For years, we refused to acknowledge that the cause of Africa’s underdevelopment and resulting poverty was corruption. One popular explanation for our poverty was that African states were structured on the Core-Periphery model.
The core was inhabited by rich countries and the periphery by poor ones. Wealth, in terms of raw materials, flowed from the periphery to the core. This relationship ensured that rich nations continued to grow their wealth at the expense of poor ones.
Another popular explanation was the post-colonial theory. It postulates that colonialism created a dependency on Europe which has persisted even after independence. In this relationship, Europe’s proboscis remains deep in Africa’s veins.
Yet another explanation, popular with Afro-centric scholars, holds that we will never develop unless we model our states on the pre-colonial traditional society. A branch of this school of thought claims that the gods of Africa are angry for abandoning them, and we can only make progress if we make amends with them (sigh!).
The Core-Periphery theory could not account for how some countries in the periphery inched towards the core. The post-colonial theory disregarded internal factors underpinning underdevelopment such as poor governance and corruption.
The traditional argument is fundamentally flawed because it goes against the logic of development.
Progress presupposes ability to think outside the usual habits of thought. The argument blaming our poverty on the anger of African gods belongs in the realm of mysticism. Development relies on science, not magic.
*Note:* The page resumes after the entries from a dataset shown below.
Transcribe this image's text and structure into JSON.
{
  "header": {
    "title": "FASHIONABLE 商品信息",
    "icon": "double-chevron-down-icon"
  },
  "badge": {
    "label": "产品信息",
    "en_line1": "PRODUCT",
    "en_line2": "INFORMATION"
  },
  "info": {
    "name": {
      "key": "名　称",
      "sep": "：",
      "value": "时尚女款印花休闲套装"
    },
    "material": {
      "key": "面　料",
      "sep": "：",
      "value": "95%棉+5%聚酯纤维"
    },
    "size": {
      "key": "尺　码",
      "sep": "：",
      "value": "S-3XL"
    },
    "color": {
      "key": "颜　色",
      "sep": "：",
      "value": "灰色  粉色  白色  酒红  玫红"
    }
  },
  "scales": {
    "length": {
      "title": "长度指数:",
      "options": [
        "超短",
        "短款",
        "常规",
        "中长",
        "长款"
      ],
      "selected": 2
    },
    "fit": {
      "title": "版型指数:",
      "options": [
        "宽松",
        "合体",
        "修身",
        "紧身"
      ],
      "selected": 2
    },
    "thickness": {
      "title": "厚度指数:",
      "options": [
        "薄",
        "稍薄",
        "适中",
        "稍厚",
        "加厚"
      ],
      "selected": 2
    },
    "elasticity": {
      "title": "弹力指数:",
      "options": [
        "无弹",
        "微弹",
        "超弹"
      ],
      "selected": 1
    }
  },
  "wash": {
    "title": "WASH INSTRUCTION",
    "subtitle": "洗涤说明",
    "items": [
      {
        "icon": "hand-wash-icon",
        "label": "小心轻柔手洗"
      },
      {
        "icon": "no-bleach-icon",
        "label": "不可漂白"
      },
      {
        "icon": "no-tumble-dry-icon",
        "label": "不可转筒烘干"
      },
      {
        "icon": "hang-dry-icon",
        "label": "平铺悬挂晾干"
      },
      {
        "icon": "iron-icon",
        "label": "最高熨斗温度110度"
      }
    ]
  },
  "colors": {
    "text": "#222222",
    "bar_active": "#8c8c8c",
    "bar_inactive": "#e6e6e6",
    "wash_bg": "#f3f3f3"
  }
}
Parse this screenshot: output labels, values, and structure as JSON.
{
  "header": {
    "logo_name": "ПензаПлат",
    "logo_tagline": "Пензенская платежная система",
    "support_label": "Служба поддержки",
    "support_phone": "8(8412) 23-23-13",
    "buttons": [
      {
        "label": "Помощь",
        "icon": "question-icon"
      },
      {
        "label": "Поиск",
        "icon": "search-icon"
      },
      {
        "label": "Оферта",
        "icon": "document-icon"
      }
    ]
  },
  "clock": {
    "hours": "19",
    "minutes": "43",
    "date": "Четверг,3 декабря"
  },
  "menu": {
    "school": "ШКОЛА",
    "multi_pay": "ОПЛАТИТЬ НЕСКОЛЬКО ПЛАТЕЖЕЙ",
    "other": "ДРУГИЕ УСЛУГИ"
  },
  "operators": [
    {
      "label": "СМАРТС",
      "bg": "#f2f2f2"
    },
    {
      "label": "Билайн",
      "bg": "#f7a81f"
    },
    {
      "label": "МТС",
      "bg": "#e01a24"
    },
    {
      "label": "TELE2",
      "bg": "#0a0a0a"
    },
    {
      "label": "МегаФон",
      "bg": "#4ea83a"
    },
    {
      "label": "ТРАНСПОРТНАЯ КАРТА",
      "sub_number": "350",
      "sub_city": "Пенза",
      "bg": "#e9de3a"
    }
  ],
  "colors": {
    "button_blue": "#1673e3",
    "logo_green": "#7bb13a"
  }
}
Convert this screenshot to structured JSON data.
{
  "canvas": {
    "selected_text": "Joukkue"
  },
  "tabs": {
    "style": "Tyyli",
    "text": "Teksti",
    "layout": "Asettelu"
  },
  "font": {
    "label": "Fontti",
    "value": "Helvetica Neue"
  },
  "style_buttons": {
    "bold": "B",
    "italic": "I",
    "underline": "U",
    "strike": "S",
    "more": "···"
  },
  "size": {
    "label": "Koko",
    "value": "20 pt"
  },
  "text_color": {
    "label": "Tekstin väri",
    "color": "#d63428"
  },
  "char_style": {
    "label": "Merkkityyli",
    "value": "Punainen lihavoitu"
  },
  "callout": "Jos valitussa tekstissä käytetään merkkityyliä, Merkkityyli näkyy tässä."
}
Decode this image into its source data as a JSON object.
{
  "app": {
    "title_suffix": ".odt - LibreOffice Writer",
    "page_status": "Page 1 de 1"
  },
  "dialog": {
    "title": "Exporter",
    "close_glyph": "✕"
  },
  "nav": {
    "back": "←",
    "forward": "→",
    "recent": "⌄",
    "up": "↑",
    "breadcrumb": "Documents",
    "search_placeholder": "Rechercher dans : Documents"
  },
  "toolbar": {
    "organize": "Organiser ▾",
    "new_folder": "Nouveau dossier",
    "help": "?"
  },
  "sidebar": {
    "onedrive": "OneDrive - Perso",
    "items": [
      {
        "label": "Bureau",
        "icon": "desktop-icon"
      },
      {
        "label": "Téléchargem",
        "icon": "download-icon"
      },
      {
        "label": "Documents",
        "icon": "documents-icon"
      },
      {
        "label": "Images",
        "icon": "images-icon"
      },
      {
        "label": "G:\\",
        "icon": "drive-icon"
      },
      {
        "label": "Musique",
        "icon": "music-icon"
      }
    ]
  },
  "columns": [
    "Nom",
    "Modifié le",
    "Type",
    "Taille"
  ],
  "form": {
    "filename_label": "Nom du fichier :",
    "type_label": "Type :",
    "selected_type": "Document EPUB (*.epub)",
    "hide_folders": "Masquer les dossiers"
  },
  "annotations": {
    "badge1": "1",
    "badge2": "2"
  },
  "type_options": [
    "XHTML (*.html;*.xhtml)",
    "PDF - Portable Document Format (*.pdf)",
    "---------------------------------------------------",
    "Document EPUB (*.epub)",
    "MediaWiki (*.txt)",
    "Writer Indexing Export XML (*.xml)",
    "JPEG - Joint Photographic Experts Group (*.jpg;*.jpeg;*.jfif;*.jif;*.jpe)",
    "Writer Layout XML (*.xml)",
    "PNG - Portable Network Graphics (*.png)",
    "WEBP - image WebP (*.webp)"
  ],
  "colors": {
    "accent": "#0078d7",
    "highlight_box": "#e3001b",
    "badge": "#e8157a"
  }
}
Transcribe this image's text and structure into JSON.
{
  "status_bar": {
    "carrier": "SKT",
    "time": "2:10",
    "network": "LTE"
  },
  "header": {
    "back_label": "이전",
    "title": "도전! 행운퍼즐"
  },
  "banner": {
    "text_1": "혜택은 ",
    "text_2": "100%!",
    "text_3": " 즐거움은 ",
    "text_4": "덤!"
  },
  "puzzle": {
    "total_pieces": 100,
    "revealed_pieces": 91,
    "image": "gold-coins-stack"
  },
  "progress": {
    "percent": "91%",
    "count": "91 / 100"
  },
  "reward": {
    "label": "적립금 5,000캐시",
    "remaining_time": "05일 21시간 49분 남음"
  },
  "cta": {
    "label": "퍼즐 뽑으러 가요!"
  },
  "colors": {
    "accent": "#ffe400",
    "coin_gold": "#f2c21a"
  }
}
It relies on planning, not divine will.
Kenya’s Justice Mumbi Ngugi, in a ruling on a corruption case involving a high government official, described corruption as “that insidious scourge that has reduced our society to penury.”
This now gives legal grounding to the argument, once frowned upon by African scholars, that corruption was a key factor in our underdevelopment.
Recently, the Court of Appeal determined that “the right to property protects the sweat of the brow, not property acquired through larceny”.
Now the Supreme Court has ruled that it will not entertain cases on forfeiture of illegally acquired property, thus agreeing with the Court of Appeal’s interpretation of the “right to property” constitutional provision.
In 2018, the AU Heads of State Summit included corruption on its agenda. Taking the cue, Kenya has moved aggressively against corruption cartels deeply embedded in every government department.
This fight is facing stiff resistance from key people in government. They have used the age-old tactic of claiming that the anti-graft war is aimed at an ethnic community, as if thieves steal on behalf of communities. But this argument is easily quashed by facts.
It now seems that finally there is national and regional political will to fight corruption. The Kenyan Judiciary, an institution that once facilitated graft, has begun to take a stand against this vice that has ensured we remain a poor backward country.
Tee Ngugi is a Nairobi-based political commentator.